Everything must have a name
The exhibition Everything must have a name by David Shrigley (b. 1968, in Macclesfield, England) will be the artist's first retrospective solo exhibition in Northern Europe. Shrigley is best known for his black and white, text-based, deceptively amateurish ink drawings. Besides drawings Everything must have a name will compile a vast number of sculptures, inkjet prints, monotypes, t-shirts, sound works, films, photographs and last but not least, books. Around 600 works will be presented in many different forms and formats at Malmö Konsthall. The exhibition will show animated films such as Who I Am And What I Want (2006), New Friends (2006), Laundry (2006), and sculptures like Nutless (2001), Unfinished letter (2003) and Black pot (2004) among many others. Malmo Konsthall will also present 16 recent paintings made for Deerhoof's record Friend Opportunity and his own record Shrigley Forced To Speak With Others (2006).
David Shrigley will also make several new sculptural and site specific pieces for Malmö Konsthall, which he has divided into more than 20 individual spaces and corridors with individual names, titles and themes. The ambition of the exhibition is to present David Shrigley's extensive body of work, and to show his unique pieces next to the multiplied works made for t-shirts, coffee mugs, record covers, greeting cards and music videos.
In 1991, Shrigley made his first book Slug Trails, and many since, characterized by his humorous, dark satirical drawings and writing.
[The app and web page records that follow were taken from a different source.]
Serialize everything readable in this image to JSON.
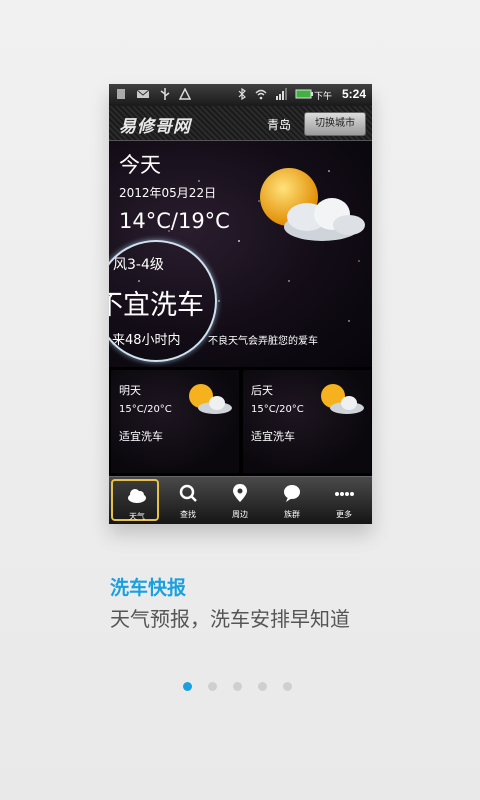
{
  "status_bar": {
    "ampm": "下午",
    "time": "5:24"
  },
  "header": {
    "logo": "易修哥网",
    "city": "青岛",
    "switch_city": "切换城市"
  },
  "today": {
    "label": "今天",
    "date": "2012年05月22日",
    "temp": "14°C/19°C",
    "wind": "风3-4级",
    "wash": "不宜洗车",
    "within": "来48小时内",
    "tip": "不良天气会弄脏您的爱车"
  },
  "forecast": [
    {
      "title": "明天",
      "temp": "15°C/20°C",
      "wash": "适宜洗车"
    },
    {
      "title": "后天",
      "temp": "15°C/20°C",
      "wash": "适宜洗车"
    }
  ],
  "tabs": [
    {
      "label": "天气",
      "icon": "cloud-icon"
    },
    {
      "label": "查找",
      "icon": "search-icon"
    },
    {
      "label": "周边",
      "icon": "location-pin-icon"
    },
    {
      "label": "族群",
      "icon": "chat-bubble-icon"
    },
    {
      "label": "更多",
      "icon": "more-dots-icon"
    }
  ],
  "promo": {
    "headline": "洗车快报",
    "subline": "天气预报，洗车安排早知道"
  },
  "pager": {
    "total": 5,
    "active": 0
  },
  "colors": {
    "accent": "#1aa0e0",
    "tab_highlight": "#e6c14a",
    "sun": "#f5b21e"
  }
}
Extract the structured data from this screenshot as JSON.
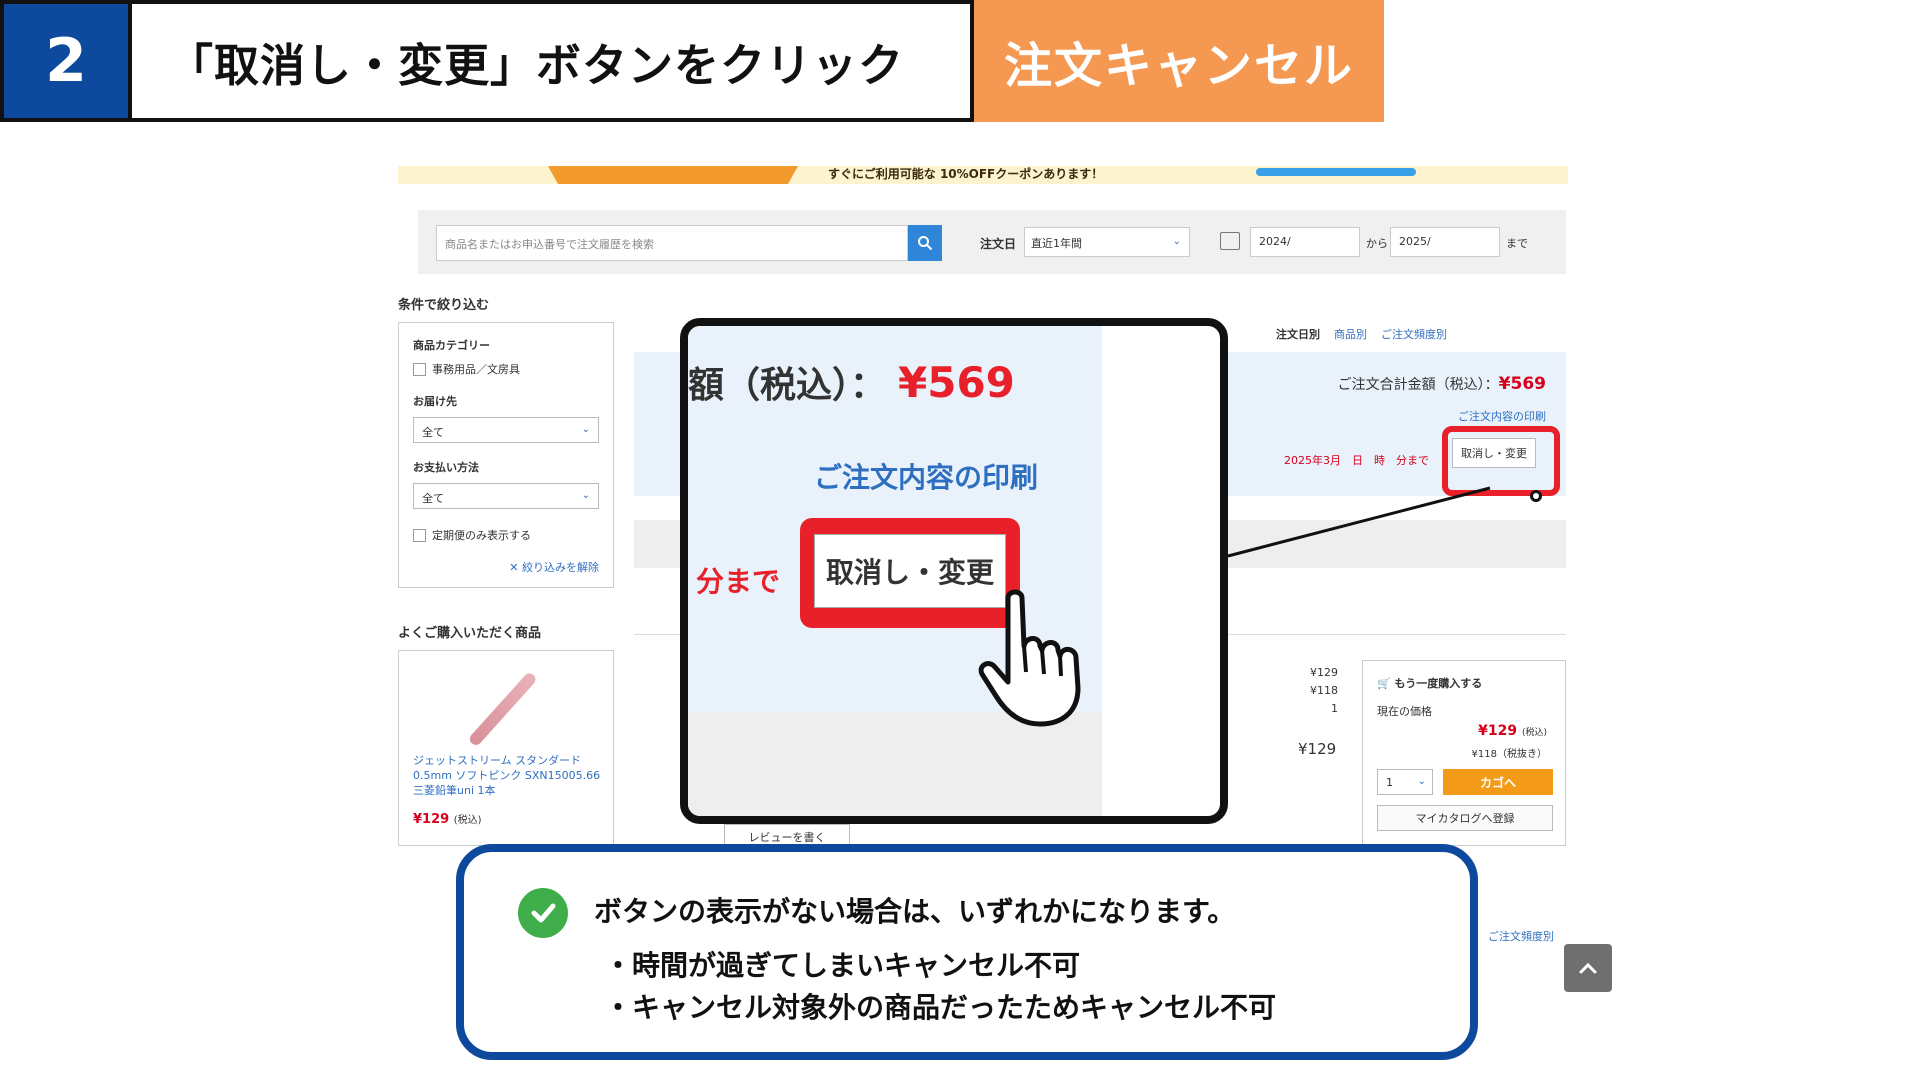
{
  "header": {
    "step_number": "2",
    "title": "「取消し・変更」ボタンをクリック",
    "tag": "注文キャンセル"
  },
  "screenshot": {
    "banner_text": "すぐにご利用可能な 10%OFFクーポンあります！",
    "search": {
      "placeholder": "商品名またはお申込番号で注文履歴を検索",
      "order_date_label": "注文日",
      "period": "直近1年間",
      "from_value": "2024/",
      "from_word": "から",
      "to_value": "2025/",
      "to_word": "まで"
    },
    "filters": {
      "title": "条件で絞り込む",
      "category_heading": "商品カテゴリー",
      "category_option": "事務用品／文房具",
      "delivery_heading": "お届け先",
      "delivery_value": "全て",
      "payment_heading": "お支払い方法",
      "payment_value": "全て",
      "regular_only": "定期便のみ表示する",
      "clear": "✕ 絞り込みを解除"
    },
    "frequent": {
      "title": "よくご購入いただく商品",
      "product_name": "ジェットストリーム スタンダード 0.5mm ソフトピンク SXN15005.66 三菱鉛筆uni 1本",
      "product_price": "¥129",
      "tax_note": "(税込)"
    },
    "view_toggles": {
      "by_date": "注文日別",
      "by_product": "商品別",
      "by_frequency": "ご注文頻度別"
    },
    "order": {
      "total_label": "ご注文合計金額（税込）：",
      "total_value": "¥569",
      "print_link": "ご注文内容の印刷",
      "deadline": "2025年3月　日　時　分まで",
      "cancel_button": "取消し・変更"
    },
    "item": {
      "price_incl": "¥129",
      "price_excl": "¥118",
      "qty": "1",
      "line_total": "¥129"
    },
    "reorder": {
      "title": "もう一度購入する",
      "price_label": "現在の価格",
      "price": "¥129",
      "price_tax": "(税込)",
      "price_ex": "¥118（税抜き）",
      "qty": "1",
      "cart_button": "カゴへ",
      "catalog_button": "マイカタログへ登録"
    },
    "review_button": "レビューを書く",
    "frequency_link": "ご注文頻度別"
  },
  "zoom": {
    "amount_label": "額（税込）：",
    "amount_value": "¥569",
    "print_link": "ご注文内容の印刷",
    "deadline_suffix": "分まで",
    "cancel_button": "取消し・変更"
  },
  "callout": {
    "main": "ボタンの表示がない場合は、いずれかになります。",
    "bullet_1": "・時間が過ぎてしまいキャンセル不可",
    "bullet_2": "・キャンセル対象外の商品だったためキャンセル不可"
  },
  "colors": {
    "navy": "#0d4a9e",
    "orange": "#f59852",
    "red": "#e8202a",
    "link_blue": "#2f6fc1",
    "check_green": "#3fae4a"
  }
}
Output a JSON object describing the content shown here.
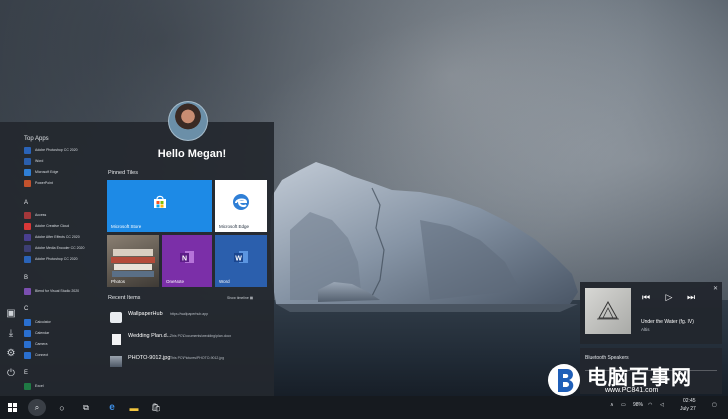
{
  "start_menu": {
    "greeting": "Hello Megan!",
    "top_apps_header": "Top Apps",
    "top_apps": [
      {
        "label": "Adobe Photoshop CC 2020",
        "color": "#2a63b8"
      },
      {
        "label": "Word",
        "color": "#2b5fad"
      },
      {
        "label": "Microsoft Edge",
        "color": "#2f7fd6"
      },
      {
        "label": "PowerPoint",
        "color": "#c2522d"
      }
    ],
    "sections": [
      {
        "letter": "A",
        "apps": [
          {
            "label": "Access",
            "color": "#a4373a"
          },
          {
            "label": "Adobe Creative Cloud",
            "color": "#d93838"
          },
          {
            "label": "Adobe After Effects CC 2020",
            "color": "#4a3f8f"
          },
          {
            "label": "Adobe Media Encoder CC 2020",
            "color": "#3d3f73"
          },
          {
            "label": "Adobe Photoshop CC 2020",
            "color": "#2a63b8"
          }
        ]
      },
      {
        "letter": "B",
        "apps": [
          {
            "label": "Blend for Visual Studio 2020",
            "color": "#7b4fb0"
          }
        ]
      },
      {
        "letter": "C",
        "apps": [
          {
            "label": "Calculator",
            "color": "#2a6fcf"
          },
          {
            "label": "Calendar",
            "color": "#2a6fcf"
          },
          {
            "label": "Camera",
            "color": "#2a6fcf"
          },
          {
            "label": "Connect",
            "color": "#2a6fcf"
          }
        ]
      },
      {
        "letter": "E",
        "apps": [
          {
            "label": "Excel",
            "color": "#1f7a44"
          }
        ]
      }
    ],
    "pinned_header": "Pinned Tiles",
    "tiles": [
      {
        "label": "Microsoft Store",
        "bg": "#1d8ae6"
      },
      {
        "label": "Microsoft Edge",
        "bg": "#ffffff"
      },
      {
        "label": "Photos",
        "bg": "#6b6259"
      },
      {
        "label": "OneNote",
        "bg": "#7b2fa8"
      },
      {
        "label": "Word",
        "bg": "#2b5fad"
      }
    ],
    "recent_header": "Recent Items",
    "show_timeline": "Show timeline",
    "recent": [
      {
        "name": "WallpaperHub",
        "path": "https://wallpaperhub.app"
      },
      {
        "name": "Wedding Plan.d...",
        "path": "This PC\\Documents\\wedding\\plan.docx"
      },
      {
        "name": "PHOTO-9012.jpg",
        "path": "This PC\\Pictures\\PHOTO-9012.jpg"
      }
    ]
  },
  "media": {
    "title": "Under the Water (fg. IV)",
    "artist": "Altis",
    "prev_icon": "previous-icon",
    "play_icon": "play-icon",
    "next_icon": "next-icon"
  },
  "audio": {
    "device": "Bluetooth Speakers"
  },
  "taskbar": {
    "battery": "98%",
    "time": "02:45",
    "date": "July 27"
  },
  "watermark": {
    "title": "电脑百事网",
    "url": "www.PC841.com"
  }
}
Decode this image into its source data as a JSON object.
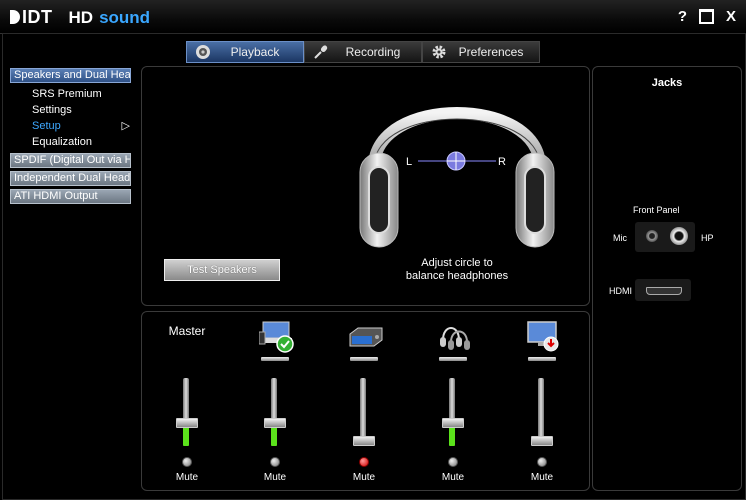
{
  "app": {
    "logo_brand": "IDT",
    "logo_product_hd": "HD",
    "logo_product_sound": "sound",
    "help_label": "?",
    "close_label": "X"
  },
  "tabs": [
    {
      "label": "Playback",
      "icon": "speaker-icon",
      "active": true
    },
    {
      "label": "Recording",
      "icon": "microphone-icon",
      "active": false
    },
    {
      "label": "Preferences",
      "icon": "gear-icon",
      "active": false
    }
  ],
  "sidebar": {
    "devices": [
      {
        "label": "Speakers and Dual Headphones",
        "selected": true
      },
      {
        "label": "SPDIF (Digital Out via HP)",
        "selected": false
      },
      {
        "label": "Independent Dual Headphones",
        "selected": false
      },
      {
        "label": "ATI HDMI Output",
        "selected": false
      }
    ],
    "sub_items": [
      {
        "label": "SRS Premium",
        "active": false
      },
      {
        "label": "Settings",
        "active": false
      },
      {
        "label": "Setup",
        "active": true,
        "arrow": "▷"
      },
      {
        "label": "Equalization",
        "active": false
      }
    ]
  },
  "main": {
    "test_button": "Test Speakers",
    "balance_left": "L",
    "balance_right": "R",
    "balance_line1": "Adjust circle to",
    "balance_line2": "balance headphones"
  },
  "jacks": {
    "title": "Jacks",
    "front_panel_label": "Front Panel",
    "mic_label": "Mic",
    "hp_label": "HP",
    "hdmi_label": "HDMI"
  },
  "mixer": {
    "mute_label": "Mute",
    "channels": [
      {
        "label": "Master",
        "icon": "",
        "level": 0.32,
        "muted": false
      },
      {
        "label": "",
        "icon": "speakers-laptop-icon",
        "level": 0.32,
        "muted": false
      },
      {
        "label": "",
        "icon": "spdif-device-icon",
        "level": 0.05,
        "muted": true
      },
      {
        "label": "",
        "icon": "dual-headphones-icon",
        "level": 0.32,
        "muted": false
      },
      {
        "label": "",
        "icon": "hdmi-monitor-icon",
        "level": 0.05,
        "muted": false
      }
    ]
  },
  "colors": {
    "accent": "#3da8ff",
    "level_fill": "#5be21b",
    "mute_active": "#d00000"
  }
}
Through the books and his weekly drawings in The Guardian (since September 2005), the animation series Modern thought by David Shrigley for BBC, the music videos Blur's Good Song (2003) and Bonnie Prince Billy's Agnes, queen of sorrow (2004) Shrigley has developed different audiences and has managed to bridge the gap between popular culture and fine art. Throughout Shrigley's many different ways of working the viewer will find an absurd logic to life. Shrigley comments on the world with a nihilistic wit, word games and interrogations leaving us question ourselves and what is around us.
In many works, there are lists with rules and regulations, do's and don't and lists of rights and wrongs. God and Satan walk hand in hand and the turn of the screw is the absence of belief, which leads to doubt and even more questions. There are lists of questions, confessions and suggestions, and the individual -- human, animal or non-descript organism -- has to select and decide on what ethics and morality to follow (and the bleak consequences if they are broken). On the backside of the book Grip (2000) David Shrigley gives the following instruction: RULES: They say that rules are made to be broken but this is just a figure of speech. Rules are made to be kept. Rules are there to guide us. As modern world grows ever more complicated and appears to now be populated mostly by nutters rules have become increasingly important. Those who break the rules will be beaten with a rod of iron a then made to write out the rules one million times. Bending the rules is also forbidden. Bent rules are useless
What may seem normal to begin with often takes a drastic and grotesque turn in Shrigley's universe. There are always consequences to one's actions and below the surface thoughtful truths about the human condition and human soul are revealed.
David Shrigley studied Fine Art at Glasgow School of Art from 1988 to 1991, and has exhibited widely in Europe and North America including solo shows at Centro de Arte Caja de Burgos (Burgos), DCA, (Dundee, 2006), Musée d'Art Moderne et Contemporain (Geneva), UCLA Hammer Museum (Los Angeles), and Kunsthaus Zürich. His illustrations have appeared in newspapers and magazines such as Esquire (Japan), Donna (Italy), Frieze (UK), The Guardian (UK), Maisonneuve (Canada), Du (Switzerland).
David Shrigley lives and works in Glasgow.
Opening Friday 7 September 7-9 p.m.
S:t Johannesgatan, 7 - Malmo